Onyx Webb: Episode One: The Story Begins

Onyx Webb: Episode One: The Story Begins by Richard Penton & Andrea Waltz    130 pages

Sometimes I buy a book solely for its cover. If I had seen this short novel in my local indie bookstore, I would have been intrigued. The title would have made me leery, but on flipping through it, the antique photos of the main characters creeped me out enough to make me want to purchase it. Lucky for me, I didn’t have that conundrum. The authors sent me a copy.
At the beginning, it seems as if the book is told in vignettes without any rhyme or reason. But a few sections into it, the reader sees there is a pattern. The four main plot lines move between 1904 St. Louis (which is a favorite for me since I live in the Gateway City), Savannah 1979 and 2010, and Onyx’s 2012 journal. Each vignette is also divided by quotes from Onyx and other famous and not-so-famous personalities. While I cannot say I found the book spine-tingling, I was compelled to read…in fact, I read it in one evening.

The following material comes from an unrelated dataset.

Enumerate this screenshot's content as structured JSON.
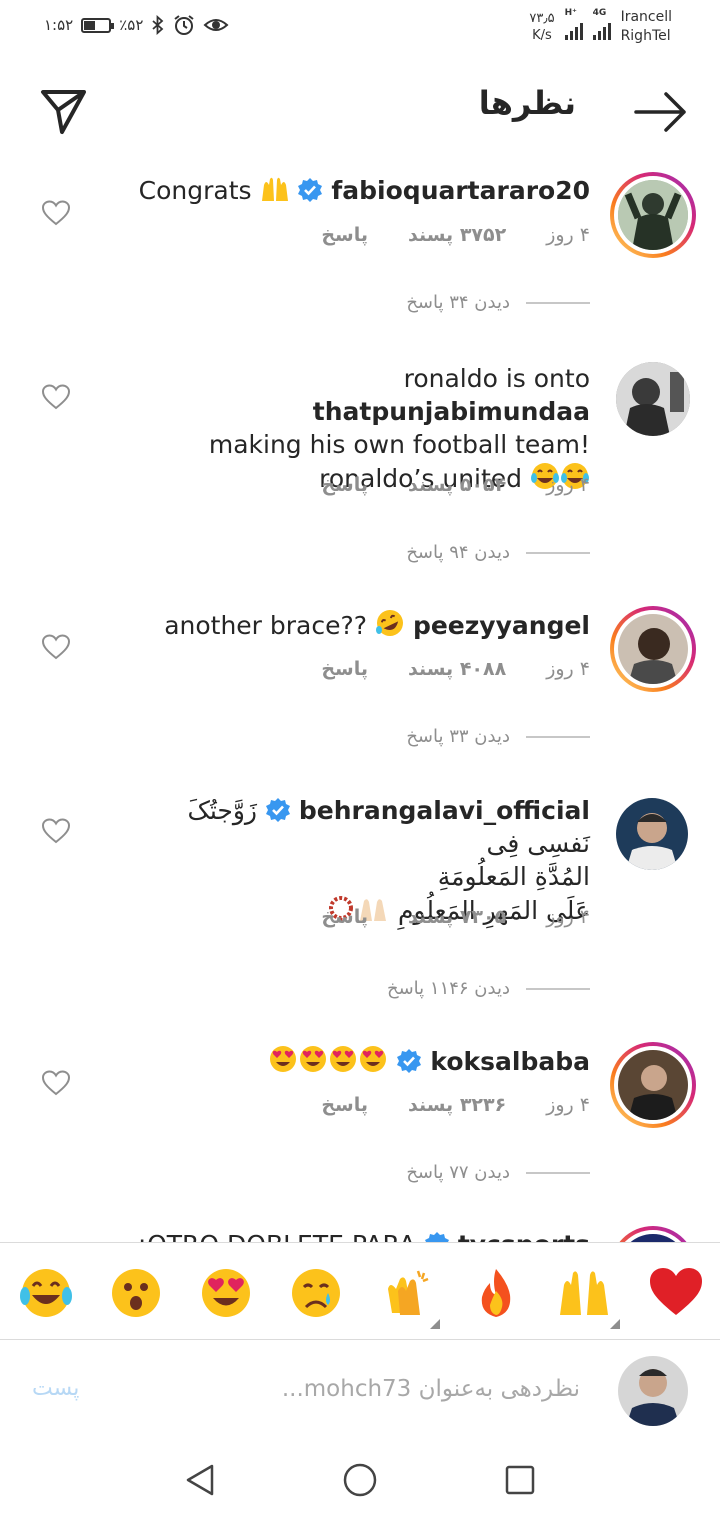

The first story of Onyx and her daddy Catfish visiting the 1904 World’s Fair reminded me a lot of Erik Larsen’s Devil in the White City.  As I read, my spidey sense was getting that “this isn’t going to turnout well” sense.
The second story of Juniper and Quinn Cole also raised a few hairs. Child piano prodigy leaves all that behind as she grows up. We see her headed out to her high school prom, and again, my spidey sense starts getting nervous.

The third story is about a young man who manages to blow $20 million dollars in a short period of time. This one, well it didn’t give me the same anxious feeling the other two did.
The fourth plotline, Onyx’s journal, seemed out of place and just stuck in there. I’m sure it will start to gell in later episodes.

I have some issues with this structure: first, while there are resolutions, there is the overall sense that the whole story isn’t told.  I felt let down when I reached the end. The authors warned me: Episode One. I’m not sure that I would pick up Episode Two unless it was immediately available. Give me six months, and I won’t be interested. Second, the authors got some of their facts wrong (which drives me nuts): Tennessee Williams was wasn't born until 1911, and, therefore,  could not have been the “celebrated playwright” in attendance at the 1904 Louisiana Exposition. Arrggghhhhhh. Nor was there ever (that I could find), a St. Louis News Dispatch newspaper. Double arrggghhhhhhh. Third, there is the introduction of the Southern Gentleman near the end. I’m sure that’s to add spice and anticipation for Episode Two, but it annoyed me.

Overall, I’m not sure I would classify this as paranormal, but that could be confirmed I future volumes. The writers have talent, no doubt. I wish the story had been more linear with less creepy photos and quotes. Still I’m giving the story 4 stars…I liked it but I won’t be talking about it in six months.